Well, the median survey of all economists says that the survey expected around 3.7% point of monthly improvement this time. And also earlier in the month we got data on the manufacturing purchasing managers index which is more of a forward-looking component. However, the number came in disappointing at 1.6% month to month. And I figure the real reason is that the purchasing managers (index) and all the surveys, they're looking ahead even further than this month's data. So, what the survey has done may not be wrong in the sense that maybe it's just not being reflected yet. So, there is a positive lining here which is managers buying parts, investing for companies, in capex and making hiring decisions, business plans. They do think that things are improving more than what's currently shown. And we are not seeing it now, we're still technically in a recession for Singapore in terms of the numbers but the forward indicators show some sort of improvement.
06:48 | Philipp
And let's go then over to the questions from our listeners. So, for anyone who is new to listening to these videos or a long term listener as always, please feel free to put any questions down below the video so that we can pick those up on a weekly basis and address them directly for you on the videos. Today, we have a question from Sebastian. He's saying, "Hi both, thanks for keeping us informed in these uncertain times. I have a question regarding your allocation choices. Is it purely data-driven by your model or do you also have to make a choice based on your experience? Do you have discussions with other fund managers to assess market sentiments?". So, two questions there.
07:31 | Freddy

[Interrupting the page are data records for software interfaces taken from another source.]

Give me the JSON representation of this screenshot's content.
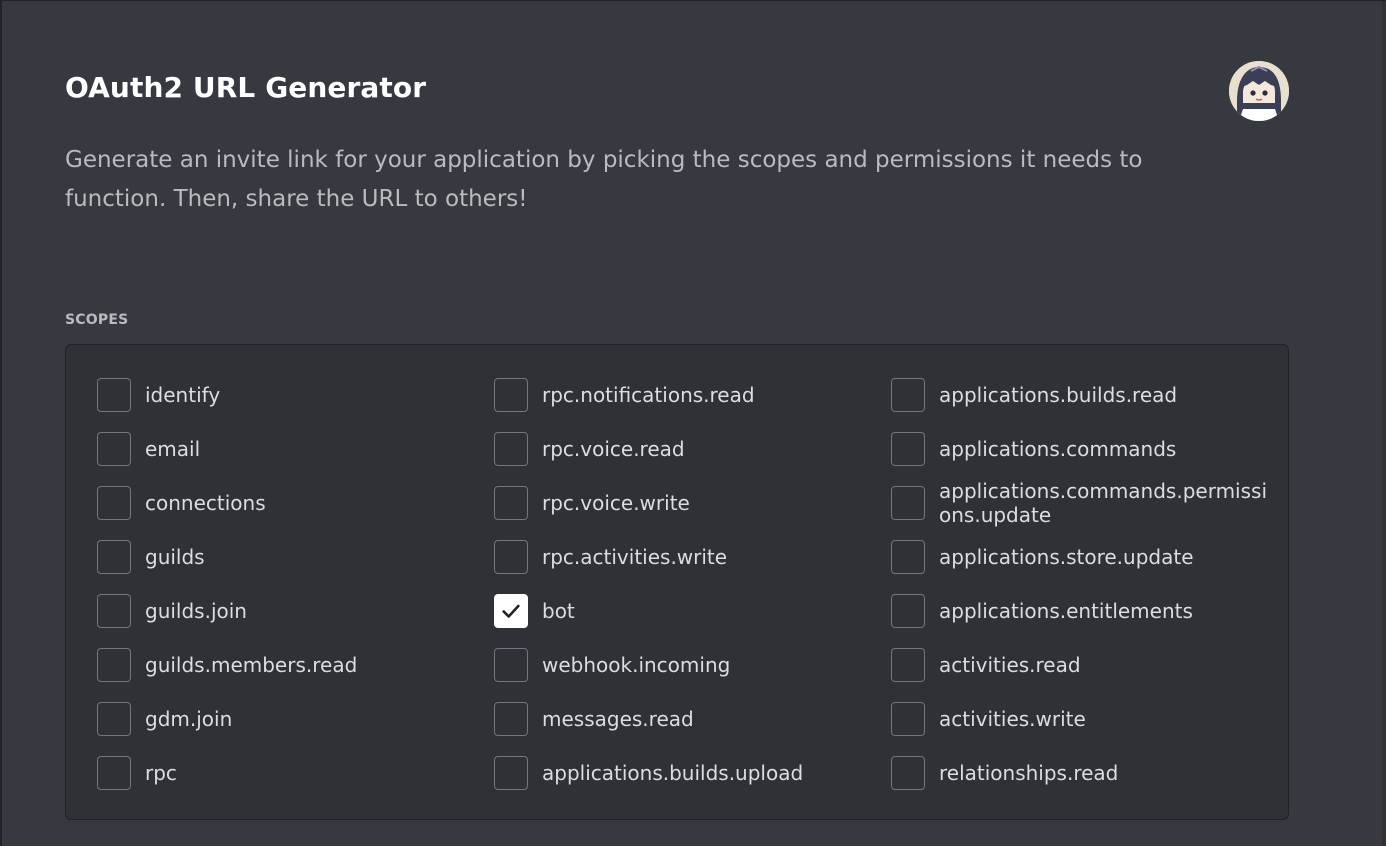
{
  "header": {
    "title": "OAuth2 URL Generator",
    "subtitle": "Generate an invite link for your application by picking the scopes and permissions it needs to function. Then, share the URL to others!"
  },
  "user": {
    "avatar_icon": "user-avatar"
  },
  "scopes": {
    "section_label": "SCOPES",
    "items": [
      {
        "label": "identify",
        "checked": false
      },
      {
        "label": "rpc.notifications.read",
        "checked": false
      },
      {
        "label": "applications.builds.read",
        "checked": false
      },
      {
        "label": "email",
        "checked": false
      },
      {
        "label": "rpc.voice.read",
        "checked": false
      },
      {
        "label": "applications.commands",
        "checked": false
      },
      {
        "label": "connections",
        "checked": false
      },
      {
        "label": "rpc.voice.write",
        "checked": false
      },
      {
        "label": "applications.commands.permissions.update",
        "checked": false
      },
      {
        "label": "guilds",
        "checked": false
      },
      {
        "label": "rpc.activities.write",
        "checked": false
      },
      {
        "label": "applications.store.update",
        "checked": false
      },
      {
        "label": "guilds.join",
        "checked": false
      },
      {
        "label": "bot",
        "checked": true
      },
      {
        "label": "applications.entitlements",
        "checked": false
      },
      {
        "label": "guilds.members.read",
        "checked": false
      },
      {
        "label": "webhook.incoming",
        "checked": false
      },
      {
        "label": "activities.read",
        "checked": false
      },
      {
        "label": "gdm.join",
        "checked": false
      },
      {
        "label": "messages.read",
        "checked": false
      },
      {
        "label": "activities.write",
        "checked": false
      },
      {
        "label": "rpc",
        "checked": false
      },
      {
        "label": "applications.builds.upload",
        "checked": false
      },
      {
        "label": "relationships.read",
        "checked": false
      }
    ]
  },
  "colors": {
    "background": "#36393f",
    "panel": "#2f3136",
    "title": "#ffffff",
    "muted_text": "#b9bbbe",
    "checkbox_border": "#72767d",
    "checkbox_checked": "#ffffff"
  }
}
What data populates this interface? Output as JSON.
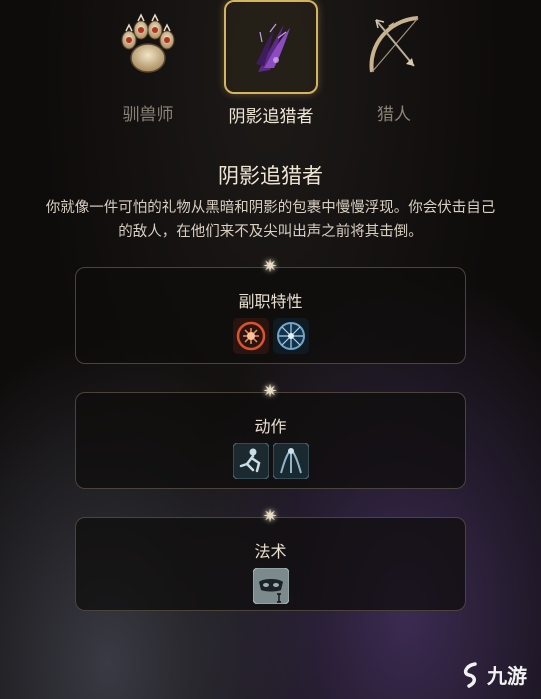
{
  "subclasses": [
    {
      "label": "驯兽师",
      "icon": "paw-icon",
      "selected": false
    },
    {
      "label": "阴影追猎者",
      "icon": "shadow-claw-icon",
      "selected": true
    },
    {
      "label": "猎人",
      "icon": "bow-icon",
      "selected": false
    }
  ],
  "detail": {
    "title": "阴影追猎者",
    "description": "你就像一件可怕的礼物从黑暗和阴影的包裹中慢慢浮现。你会伏击自己的敌人，在他们来不及尖叫出声之前将其击倒。"
  },
  "sections": [
    {
      "title": "副职特性",
      "icons": [
        "fire-sigil-icon",
        "dark-vision-icon"
      ]
    },
    {
      "title": "动作",
      "icons": [
        "ambush-figure-icon",
        "shadow-step-icon"
      ]
    },
    {
      "title": "法术",
      "icons": [
        "disguise-mask-icon"
      ]
    }
  ],
  "watermark": {
    "text": "九游"
  },
  "colors": {
    "gold": "#d6b35f",
    "text": "#efe6d6",
    "muted": "#8b8276"
  }
}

On the first part, I would say that we are a data-driven firm and our models are data-driven and they have a lot of rules built into it. It's like a forest of decision logics. If-then statements, if A happens, go here and then subsequently B happens, go somewhere else. A forest of decision logic when it comes to machines and then separately we have an investment committee that provides independent oversight looking at risk and looking at the input data, how good they are. Is there any garbage in, garbage out problem, right? So, in a way, we have a combination of gatekeeping oversight from the committee but the primary decision logic allocation is still driven by ERAA which stands for Economic Regime-based Asset Allocation is a StashAway investment framework. On question two, sorry can you repeat question two?
08:39 | Philipp
Do you have discussions with other fund managers to assess market sentiment?
08:46 | Freddy
We very much rather like to collect big data analytics than to talk to people because our sample could be small. That's the millions of participants in the markets every day speaking to 30-40 people. It's inefficient and it's not representative of sentiment. So, we do look at other data points, looking at leading indices, looking at survey data and constantly looking out for even more choices for that. However, we would rather feed these data points into our machine for it to digest and hence to be able to provide guidance. So, that remains our approach rather than a manual approach.
09:28 | Philipp
Thank you, Sebastian, for asking those questions, really appreciate it. We also have a couple of upcoming webinars over the next week. For Singapore, we actually have an Ask Me Anything Live on our StashAway Simple™ product. That's on Monday, the 31st of August from 7 pm-8.30 pm. So, if you want to sign up for this again, links in the show notes below as well as on our website. And in Malaysia, on Wednesday next week September 2nd from 6 pm to 7 pm, we have a webinar called How to Plan for Your Retirement where you can learn a lot of different strategies on improving your retirement and setting yourself up for success on that. With that being said, I hope you enjoyed today's show again. Me and Freddy will be again with you next week. And we're looking forward to that. Have a great rest of your week. Bye-bye. Ciao.